I asked her name and took her picture. She said her name is Jenisha Gurung in very low voice. She tied up her hair with her mothers old wrapper (LUNGI), TIKa on her forehead, dried booger on upper lips. Jenisha was so adorable as soon as I saw her face I felt so happy and I fall in love with her innocence look, she reminded me of my childhood.
I used to were cloths made by my mothers old wrappers sewed by our villagers tailor. Jenisha was olny tying her hair with her mothers old wrapper but when I was little boy of her age I used to wear vest (bhoto) made of my mothers wrapper and wear Bhangra ( one kind of traditional gurung dress worn by men to carry needy stuff) to put pop corn and soybeans for snacks. I had to cut grass and collect dried wood for fire dressed up like that. The more I looked at Jenisha more I was lost in my childhood memory.
One day my grandpa traded velvet cap with tobacco for me. Because I wanted to wear it from long time. I was very happy to get to wear that velvet cap sewed by local tailor named Dhume Damai. I even wore that velvet cap to school and our seniors teased me for wearing cap like that. Jenisha became familiar with me and she was looking at my camera curiously. While I was trying to take her picture one giant man came to us and ordered her to greet me then she get nervous again.
I gave her my camera and show her picture which I took earlier. She was amazed and happy to see her own photographs on my camera. After a while her few friends came near to us. I took pictures of all of them, they were doing whatever I told them to do.
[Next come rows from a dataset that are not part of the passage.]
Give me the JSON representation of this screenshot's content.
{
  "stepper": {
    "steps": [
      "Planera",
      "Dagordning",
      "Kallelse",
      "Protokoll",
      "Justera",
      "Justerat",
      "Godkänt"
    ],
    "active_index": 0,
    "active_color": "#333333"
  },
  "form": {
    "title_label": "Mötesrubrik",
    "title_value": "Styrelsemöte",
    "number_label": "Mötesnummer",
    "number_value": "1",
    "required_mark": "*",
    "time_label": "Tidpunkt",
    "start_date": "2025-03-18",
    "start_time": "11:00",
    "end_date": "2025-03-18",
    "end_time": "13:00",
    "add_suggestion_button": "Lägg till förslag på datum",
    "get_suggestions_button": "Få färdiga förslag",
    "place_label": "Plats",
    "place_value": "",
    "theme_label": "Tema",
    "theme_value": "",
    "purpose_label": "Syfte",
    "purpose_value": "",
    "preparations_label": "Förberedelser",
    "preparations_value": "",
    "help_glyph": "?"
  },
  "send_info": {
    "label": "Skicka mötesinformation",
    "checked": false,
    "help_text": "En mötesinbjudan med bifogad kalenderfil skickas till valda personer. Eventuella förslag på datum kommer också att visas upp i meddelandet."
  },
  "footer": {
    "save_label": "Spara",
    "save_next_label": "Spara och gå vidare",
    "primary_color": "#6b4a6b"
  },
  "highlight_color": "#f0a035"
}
Children looks so happy to do so. They were friendly to me like we were friend for very long time. Till then my friends have finished distributing relief material, they were waiting for me to have snacks and returning back to Kathmandu. Then I left my little friend Jenisha and her friend there. While we were returning from there, I met Jenisha again with her mother and her little sibling. Her little sister was injured in her head and had bandaged.
I asked their mother her age and she was exactly of my daughters age. Jenisha brought her mother there to show her photographs which I took earlier. My friend were telling me to hurry, it’s already 05:30pm we have to cross Melamchi till dusk otherwise we won’t be able to reach Kathmandu. Then I farewelled Jenisha and her family, then left them behind. After I arrived to Kathmandu, I transport all the photographs to my computer of Sindhupalchok folder. Whenever I open Sindhupalchok folder I remember the day of Sindhupalchok, Jenisha and my childhood.